__Records to use__.
● ● ● ●

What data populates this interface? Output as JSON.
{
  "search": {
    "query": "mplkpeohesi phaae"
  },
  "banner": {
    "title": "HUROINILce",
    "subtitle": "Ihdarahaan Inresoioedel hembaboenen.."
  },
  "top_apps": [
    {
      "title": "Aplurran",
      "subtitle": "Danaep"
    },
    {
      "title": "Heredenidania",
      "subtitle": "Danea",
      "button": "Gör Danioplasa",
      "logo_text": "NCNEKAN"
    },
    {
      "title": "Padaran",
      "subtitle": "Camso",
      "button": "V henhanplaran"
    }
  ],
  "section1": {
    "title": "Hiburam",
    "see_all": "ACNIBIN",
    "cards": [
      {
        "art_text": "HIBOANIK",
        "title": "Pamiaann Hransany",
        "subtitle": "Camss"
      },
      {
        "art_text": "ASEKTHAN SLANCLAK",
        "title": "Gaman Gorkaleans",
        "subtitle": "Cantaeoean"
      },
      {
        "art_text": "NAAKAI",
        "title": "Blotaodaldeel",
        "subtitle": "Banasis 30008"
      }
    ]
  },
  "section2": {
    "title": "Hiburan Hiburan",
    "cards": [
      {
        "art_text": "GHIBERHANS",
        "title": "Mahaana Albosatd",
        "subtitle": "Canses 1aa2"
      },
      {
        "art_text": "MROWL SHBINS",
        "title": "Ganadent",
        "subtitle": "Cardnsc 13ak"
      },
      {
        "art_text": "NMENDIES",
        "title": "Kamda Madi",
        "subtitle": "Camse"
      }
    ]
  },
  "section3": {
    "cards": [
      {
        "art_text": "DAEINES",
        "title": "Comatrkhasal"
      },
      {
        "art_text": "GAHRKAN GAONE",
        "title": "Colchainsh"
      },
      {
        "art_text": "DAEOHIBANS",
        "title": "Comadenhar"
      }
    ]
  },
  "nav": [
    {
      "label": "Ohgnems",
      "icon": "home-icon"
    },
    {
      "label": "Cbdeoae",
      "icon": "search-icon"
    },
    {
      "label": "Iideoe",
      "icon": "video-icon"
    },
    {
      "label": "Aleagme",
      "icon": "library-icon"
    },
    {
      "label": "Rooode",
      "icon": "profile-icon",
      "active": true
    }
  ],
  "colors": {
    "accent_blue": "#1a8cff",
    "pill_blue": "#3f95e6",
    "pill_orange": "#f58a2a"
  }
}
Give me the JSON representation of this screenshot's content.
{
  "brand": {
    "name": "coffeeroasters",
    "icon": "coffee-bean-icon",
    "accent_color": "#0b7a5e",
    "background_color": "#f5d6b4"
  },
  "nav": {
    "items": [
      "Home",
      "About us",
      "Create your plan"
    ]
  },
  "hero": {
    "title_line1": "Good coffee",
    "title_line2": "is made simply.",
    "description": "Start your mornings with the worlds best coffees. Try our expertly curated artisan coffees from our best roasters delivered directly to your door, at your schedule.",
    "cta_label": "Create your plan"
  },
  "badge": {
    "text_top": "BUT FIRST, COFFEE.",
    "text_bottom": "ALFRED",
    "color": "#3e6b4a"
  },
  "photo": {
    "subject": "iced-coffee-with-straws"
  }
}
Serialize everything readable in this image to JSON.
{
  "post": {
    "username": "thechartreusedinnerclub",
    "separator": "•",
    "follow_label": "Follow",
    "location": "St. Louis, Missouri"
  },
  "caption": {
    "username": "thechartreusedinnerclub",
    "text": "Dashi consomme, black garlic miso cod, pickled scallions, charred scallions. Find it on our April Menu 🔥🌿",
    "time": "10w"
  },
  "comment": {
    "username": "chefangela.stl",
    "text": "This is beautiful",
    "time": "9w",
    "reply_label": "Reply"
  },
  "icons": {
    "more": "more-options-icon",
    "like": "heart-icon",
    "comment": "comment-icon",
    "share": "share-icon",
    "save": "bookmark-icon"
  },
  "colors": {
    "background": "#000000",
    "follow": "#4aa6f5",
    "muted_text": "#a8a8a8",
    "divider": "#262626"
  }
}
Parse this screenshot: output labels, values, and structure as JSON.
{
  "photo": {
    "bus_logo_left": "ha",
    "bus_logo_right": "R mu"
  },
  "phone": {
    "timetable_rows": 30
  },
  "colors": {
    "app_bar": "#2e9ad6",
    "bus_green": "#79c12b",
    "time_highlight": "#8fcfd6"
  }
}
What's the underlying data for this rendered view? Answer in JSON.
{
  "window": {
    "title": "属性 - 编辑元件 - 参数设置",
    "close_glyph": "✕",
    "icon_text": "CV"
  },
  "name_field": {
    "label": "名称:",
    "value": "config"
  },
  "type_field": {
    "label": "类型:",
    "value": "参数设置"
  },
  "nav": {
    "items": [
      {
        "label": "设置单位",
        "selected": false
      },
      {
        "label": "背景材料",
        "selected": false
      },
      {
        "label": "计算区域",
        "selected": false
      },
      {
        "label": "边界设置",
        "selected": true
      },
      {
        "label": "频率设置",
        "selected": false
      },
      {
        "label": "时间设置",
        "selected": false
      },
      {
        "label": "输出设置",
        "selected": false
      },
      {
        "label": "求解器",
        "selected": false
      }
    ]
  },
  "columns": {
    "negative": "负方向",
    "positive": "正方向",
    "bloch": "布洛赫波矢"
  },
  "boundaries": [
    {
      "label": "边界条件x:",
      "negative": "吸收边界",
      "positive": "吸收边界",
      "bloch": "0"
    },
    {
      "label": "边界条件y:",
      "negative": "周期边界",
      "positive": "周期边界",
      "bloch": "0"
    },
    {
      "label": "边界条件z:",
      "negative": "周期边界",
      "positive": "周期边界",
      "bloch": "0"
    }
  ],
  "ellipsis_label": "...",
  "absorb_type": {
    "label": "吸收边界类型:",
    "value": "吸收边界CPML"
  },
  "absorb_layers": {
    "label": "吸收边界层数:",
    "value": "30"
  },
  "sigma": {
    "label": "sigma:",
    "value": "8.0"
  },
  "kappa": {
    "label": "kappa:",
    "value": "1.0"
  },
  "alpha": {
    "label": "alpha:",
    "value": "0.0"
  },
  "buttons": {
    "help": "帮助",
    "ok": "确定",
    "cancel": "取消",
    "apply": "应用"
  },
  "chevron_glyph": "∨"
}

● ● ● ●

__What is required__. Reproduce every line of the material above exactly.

__Completed task__.
What data populates this interface? Output as JSON.
{
  "search": {
    "query": "mplkpeohesi phaae"
  },
  "banner": {
    "title": "HUROINILce",
    "subtitle": "Ihdarahaan Inresoioedel hembaboenen.."
  },
  "top_apps": [
    {
      "title": "Aplurran",
      "subtitle": "Danaep"
    },
    {
      "title": "Heredenidania",
      "subtitle": "Danea",
      "button": "Gör Danioplasa",
      "logo_text": "NCNEKAN"
    },
    {
      "title": "Padaran",
      "subtitle": "Camso",
      "button": "V henhanplaran"
    }
  ],
  "section1": {
    "title": "Hiburam",
    "see_all": "ACNIBIN",
    "cards": [
      {
        "art_text": "HIBOANIK",
        "title": "Pamiaann Hransany",
        "subtitle": "Camss"
      },
      {
        "art_text": "ASEKTHAN SLANCLAK",
        "title": "Gaman Gorkaleans",
        "subtitle": "Cantaeoean"
      },
      {
        "art_text": "NAAKAI",
        "title": "Blotaodaldeel",
        "subtitle": "Banasis 30008"
      }
    ]
  },
  "section2": {
    "title": "Hiburan Hiburan",
    "cards": [
      {
        "art_text": "GHIBERHANS",
        "title": "Mahaana Albosatd",
        "subtitle": "Canses 1aa2"
      },
      {
        "art_text": "MROWL SHBINS",
        "title": "Ganadent",
        "subtitle": "Cardnsc 13ak"
      },
      {
        "art_text": "NMENDIES",
        "title": "Kamda Madi",
        "subtitle": "Camse"
      }
    ]
  },
  "section3": {
    "cards": [
      {
        "art_text": "DAEINES",
        "title": "Comatrkhasal"
      },
      {
        "art_text": "GAHRKAN GAONE",
        "title": "Colchainsh"
      },
      {
        "art_text": "DAEOHIBANS",
        "title": "Comadenhar"
      }
    ]
  },
  "nav": [
    {
      "label": "Ohgnems",
      "icon": "home-icon"
    },
    {
      "label": "Cbdeoae",
      "icon": "search-icon"
    },
    {
      "label": "Iideoe",
      "icon": "video-icon"
    },
    {
      "label": "Aleagme",
      "icon": "library-icon"
    },
    {
      "label": "Rooode",
      "icon": "profile-icon",
      "active": true
    }
  ],
  "colors": {
    "accent_blue": "#1a8cff",
    "pill_blue": "#3f95e6",
    "pill_orange": "#f58a2a"
  }
}
Give me the JSON representation of this screenshot's content.
{
  "brand": {
    "name": "coffeeroasters",
    "icon": "coffee-bean-icon",
    "accent_color": "#0b7a5e",
    "background_color": "#f5d6b4"
  },
  "nav": {
    "items": [
      "Home",
      "About us",
      "Create your plan"
    ]
  },
  "hero": {
    "title_line1": "Good coffee",
    "title_line2": "is made simply.",
    "description": "Start your mornings with the worlds best coffees. Try our expertly curated artisan coffees from our best roasters delivered directly to your door, at your schedule.",
    "cta_label": "Create your plan"
  },
  "badge": {
    "text_top": "BUT FIRST, COFFEE.",
    "text_bottom": "ALFRED",
    "color": "#3e6b4a"
  },
  "photo": {
    "subject": "iced-coffee-with-straws"
  }
}
Serialize everything readable in this image to JSON.
{
  "post": {
    "username": "thechartreusedinnerclub",
    "separator": "•",
    "follow_label": "Follow",
    "location": "St. Louis, Missouri"
  },
  "caption": {
    "username": "thechartreusedinnerclub",
    "text": "Dashi consomme, black garlic miso cod, pickled scallions, charred scallions. Find it on our April Menu 🔥🌿",
    "time": "10w"
  },
  "comment": {
    "username": "chefangela.stl",
    "text": "This is beautiful",
    "time": "9w",
    "reply_label": "Reply"
  },
  "icons": {
    "more": "more-options-icon",
    "like": "heart-icon",
    "comment": "comment-icon",
    "share": "share-icon",
    "save": "bookmark-icon"
  },
  "colors": {
    "background": "#000000",
    "follow": "#4aa6f5",
    "muted_text": "#a8a8a8",
    "divider": "#262626"
  }
}
Parse this screenshot: output labels, values, and structure as JSON.
{
  "photo": {
    "bus_logo_left": "ha",
    "bus_logo_right": "R mu"
  },
  "phone": {
    "timetable_rows": 30
  },
  "colors": {
    "app_bar": "#2e9ad6",
    "bus_green": "#79c12b",
    "time_highlight": "#8fcfd6"
  }
}
What's the underlying data for this rendered view? Answer in JSON.
{
  "window": {
    "title": "属性 - 编辑元件 - 参数设置",
    "close_glyph": "✕",
    "icon_text": "CV"
  },
  "name_field": {
    "label": "名称:",
    "value": "config"
  },
  "type_field": {
    "label": "类型:",
    "value": "参数设置"
  },
  "nav": {
    "items": [
      {
        "label": "设置单位",
        "selected": false
      },
      {
        "label": "背景材料",
        "selected": false
      },
      {
        "label": "计算区域",
        "selected": false
      },
      {
        "label": "边界设置",
        "selected": true
      },
      {
        "label": "频率设置",
        "selected": false
      },
      {
        "label": "时间设置",
        "selected": false
      },
      {
        "label": "输出设置",
        "selected": false
      },
      {
        "label": "求解器",
        "selected": false
      }
    ]
  },
  "columns": {
    "negative": "负方向",
    "positive": "正方向",
    "bloch": "布洛赫波矢"
  },
  "boundaries": [
    {
      "label": "边界条件x:",
      "negative": "吸收边界",
      "positive": "吸收边界",
      "bloch": "0"
    },
    {
      "label": "边界条件y:",
      "negative": "周期边界",
      "positive": "周期边界",
      "bloch": "0"
    },
    {
      "label": "边界条件z:",
      "negative": "周期边界",
      "positive": "周期边界",
      "bloch": "0"
    }
  ],
  "ellipsis_label": "...",
  "absorb_type": {
    "label": "吸收边界类型:",
    "value": "吸收边界CPML"
  },
  "absorb_layers": {
    "label": "吸收边界层数:",
    "value": "30"
  },
  "sigma": {
    "label": "sigma:",
    "value": "8.0"
  },
  "kappa": {
    "label": "kappa:",
    "value": "1.0"
  },
  "alpha": {
    "label": "alpha:",
    "value": "0.0"
  },
  "buttons": {
    "help": "帮助",
    "ok": "确定",
    "cancel": "取消",
    "apply": "应用"
  },
  "chevron_glyph": "∨"
}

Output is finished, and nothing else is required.